→ **What is being asked**
The pictures do not belong in the copy. Restate all of the records word for word.

(Source data)
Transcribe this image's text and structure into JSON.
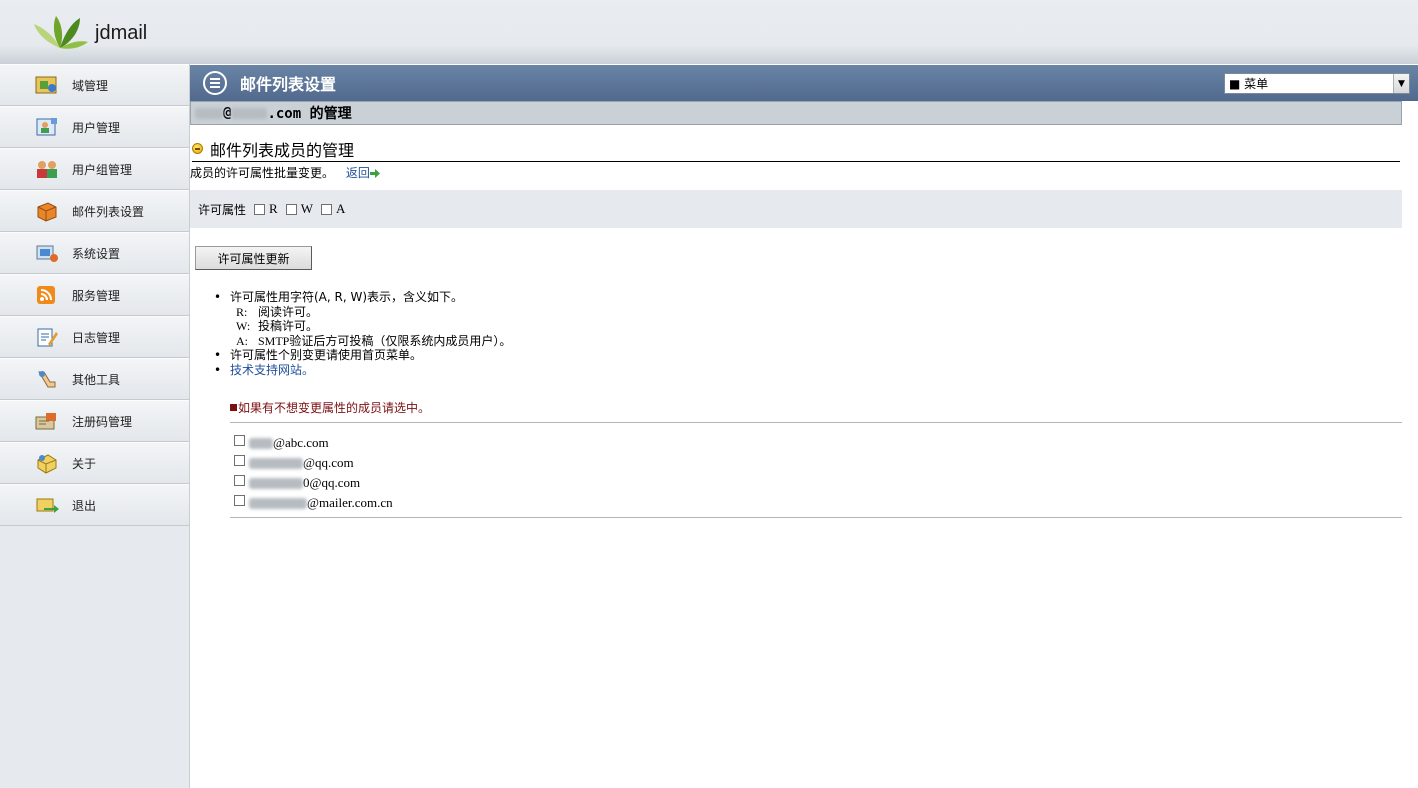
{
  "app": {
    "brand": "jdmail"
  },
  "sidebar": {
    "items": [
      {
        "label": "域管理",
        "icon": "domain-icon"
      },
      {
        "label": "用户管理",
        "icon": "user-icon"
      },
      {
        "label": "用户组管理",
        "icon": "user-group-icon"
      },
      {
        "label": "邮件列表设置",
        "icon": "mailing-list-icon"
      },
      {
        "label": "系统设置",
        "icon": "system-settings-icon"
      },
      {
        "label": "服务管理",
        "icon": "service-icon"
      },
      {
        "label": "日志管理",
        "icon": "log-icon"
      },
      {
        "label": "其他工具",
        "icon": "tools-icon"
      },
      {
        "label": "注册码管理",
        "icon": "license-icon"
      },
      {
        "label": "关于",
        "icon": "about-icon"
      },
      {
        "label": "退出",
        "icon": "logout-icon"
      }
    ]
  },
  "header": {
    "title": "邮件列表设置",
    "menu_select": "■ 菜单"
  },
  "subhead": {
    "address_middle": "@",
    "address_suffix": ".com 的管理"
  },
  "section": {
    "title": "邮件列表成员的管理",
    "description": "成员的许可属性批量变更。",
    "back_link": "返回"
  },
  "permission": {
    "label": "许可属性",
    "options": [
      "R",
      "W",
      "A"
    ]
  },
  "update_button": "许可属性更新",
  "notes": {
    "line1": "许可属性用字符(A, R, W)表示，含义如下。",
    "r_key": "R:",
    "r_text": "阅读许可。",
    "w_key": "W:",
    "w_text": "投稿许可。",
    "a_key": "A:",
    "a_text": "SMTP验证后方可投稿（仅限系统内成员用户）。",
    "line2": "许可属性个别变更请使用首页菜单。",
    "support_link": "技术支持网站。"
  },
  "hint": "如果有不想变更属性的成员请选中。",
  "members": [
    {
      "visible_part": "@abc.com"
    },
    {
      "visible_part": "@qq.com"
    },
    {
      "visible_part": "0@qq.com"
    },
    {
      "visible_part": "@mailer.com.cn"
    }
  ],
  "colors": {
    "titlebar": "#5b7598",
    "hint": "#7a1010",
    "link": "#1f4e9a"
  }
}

→ **Response to this exercise**
Transcribe this image's text and structure into JSON.
{
  "app": {
    "brand": "jdmail"
  },
  "sidebar": {
    "items": [
      {
        "label": "域管理",
        "icon": "domain-icon"
      },
      {
        "label": "用户管理",
        "icon": "user-icon"
      },
      {
        "label": "用户组管理",
        "icon": "user-group-icon"
      },
      {
        "label": "邮件列表设置",
        "icon": "mailing-list-icon"
      },
      {
        "label": "系统设置",
        "icon": "system-settings-icon"
      },
      {
        "label": "服务管理",
        "icon": "service-icon"
      },
      {
        "label": "日志管理",
        "icon": "log-icon"
      },
      {
        "label": "其他工具",
        "icon": "tools-icon"
      },
      {
        "label": "注册码管理",
        "icon": "license-icon"
      },
      {
        "label": "关于",
        "icon": "about-icon"
      },
      {
        "label": "退出",
        "icon": "logout-icon"
      }
    ]
  },
  "header": {
    "title": "邮件列表设置",
    "menu_select": "■ 菜单"
  },
  "subhead": {
    "address_middle": "@",
    "address_suffix": ".com 的管理"
  },
  "section": {
    "title": "邮件列表成员的管理",
    "description": "成员的许可属性批量变更。",
    "back_link": "返回"
  },
  "permission": {
    "label": "许可属性",
    "options": [
      "R",
      "W",
      "A"
    ]
  },
  "update_button": "许可属性更新",
  "notes": {
    "line1": "许可属性用字符(A, R, W)表示，含义如下。",
    "r_key": "R:",
    "r_text": "阅读许可。",
    "w_key": "W:",
    "w_text": "投稿许可。",
    "a_key": "A:",
    "a_text": "SMTP验证后方可投稿（仅限系统内成员用户）。",
    "line2": "许可属性个别变更请使用首页菜单。",
    "support_link": "技术支持网站。"
  },
  "hint": "如果有不想变更属性的成员请选中。",
  "members": [
    {
      "visible_part": "@abc.com"
    },
    {
      "visible_part": "@qq.com"
    },
    {
      "visible_part": "0@qq.com"
    },
    {
      "visible_part": "@mailer.com.cn"
    }
  ],
  "colors": {
    "titlebar": "#5b7598",
    "hint": "#7a1010",
    "link": "#1f4e9a"
  }
}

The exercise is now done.